» Problem requirements: All the data must be output exactly as given.

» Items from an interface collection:
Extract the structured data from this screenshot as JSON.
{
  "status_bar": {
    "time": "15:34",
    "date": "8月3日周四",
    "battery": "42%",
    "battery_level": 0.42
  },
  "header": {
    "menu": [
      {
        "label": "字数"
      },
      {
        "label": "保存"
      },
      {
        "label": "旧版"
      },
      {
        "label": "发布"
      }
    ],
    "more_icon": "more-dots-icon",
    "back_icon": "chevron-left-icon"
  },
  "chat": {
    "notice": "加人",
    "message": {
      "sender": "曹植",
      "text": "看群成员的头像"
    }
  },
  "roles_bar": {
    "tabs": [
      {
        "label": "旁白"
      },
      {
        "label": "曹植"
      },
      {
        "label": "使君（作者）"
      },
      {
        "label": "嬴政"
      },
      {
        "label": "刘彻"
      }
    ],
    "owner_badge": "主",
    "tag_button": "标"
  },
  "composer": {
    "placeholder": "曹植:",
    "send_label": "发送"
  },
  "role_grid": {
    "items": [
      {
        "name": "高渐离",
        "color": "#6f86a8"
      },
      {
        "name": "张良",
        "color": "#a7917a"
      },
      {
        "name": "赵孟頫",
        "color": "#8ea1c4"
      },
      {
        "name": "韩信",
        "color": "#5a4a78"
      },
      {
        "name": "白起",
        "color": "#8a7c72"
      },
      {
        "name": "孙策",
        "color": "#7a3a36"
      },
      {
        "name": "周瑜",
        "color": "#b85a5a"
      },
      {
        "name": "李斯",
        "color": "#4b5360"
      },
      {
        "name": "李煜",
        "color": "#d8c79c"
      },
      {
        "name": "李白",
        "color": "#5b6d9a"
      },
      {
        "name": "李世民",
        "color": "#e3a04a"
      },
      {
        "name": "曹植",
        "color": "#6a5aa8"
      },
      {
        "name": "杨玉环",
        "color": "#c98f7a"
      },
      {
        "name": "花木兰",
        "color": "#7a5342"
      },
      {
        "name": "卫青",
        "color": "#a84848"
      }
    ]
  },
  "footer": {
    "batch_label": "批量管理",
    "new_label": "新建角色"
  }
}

» Answer section:
Extract the structured data from this screenshot as JSON.
{
  "status_bar": {
    "time": "15:34",
    "date": "8月3日周四",
    "battery": "42%",
    "battery_level": 0.42
  },
  "header": {
    "menu": [
      {
        "label": "字数"
      },
      {
        "label": "保存"
      },
      {
        "label": "旧版"
      },
      {
        "label": "发布"
      }
    ],
    "more_icon": "more-dots-icon",
    "back_icon": "chevron-left-icon"
  },
  "chat": {
    "notice": "加人",
    "message": {
      "sender": "曹植",
      "text": "看群成员的头像"
    }
  },
  "roles_bar": {
    "tabs": [
      {
        "label": "旁白"
      },
      {
        "label": "曹植"
      },
      {
        "label": "使君（作者）"
      },
      {
        "label": "嬴政"
      },
      {
        "label": "刘彻"
      }
    ],
    "owner_badge": "主",
    "tag_button": "标"
  },
  "composer": {
    "placeholder": "曹植:",
    "send_label": "发送"
  },
  "role_grid": {
    "items": [
      {
        "name": "高渐离",
        "color": "#6f86a8"
      },
      {
        "name": "张良",
        "color": "#a7917a"
      },
      {
        "name": "赵孟頫",
        "color": "#8ea1c4"
      },
      {
        "name": "韩信",
        "color": "#5a4a78"
      },
      {
        "name": "白起",
        "color": "#8a7c72"
      },
      {
        "name": "孙策",
        "color": "#7a3a36"
      },
      {
        "name": "周瑜",
        "color": "#b85a5a"
      },
      {
        "name": "李斯",
        "color": "#4b5360"
      },
      {
        "name": "李煜",
        "color": "#d8c79c"
      },
      {
        "name": "李白",
        "color": "#5b6d9a"
      },
      {
        "name": "李世民",
        "color": "#e3a04a"
      },
      {
        "name": "曹植",
        "color": "#6a5aa8"
      },
      {
        "name": "杨玉环",
        "color": "#c98f7a"
      },
      {
        "name": "花木兰",
        "color": "#7a5342"
      },
      {
        "name": "卫青",
        "color": "#a84848"
      }
    ]
  },
  "footer": {
    "batch_label": "批量管理",
    "new_label": "新建角色"
  }
}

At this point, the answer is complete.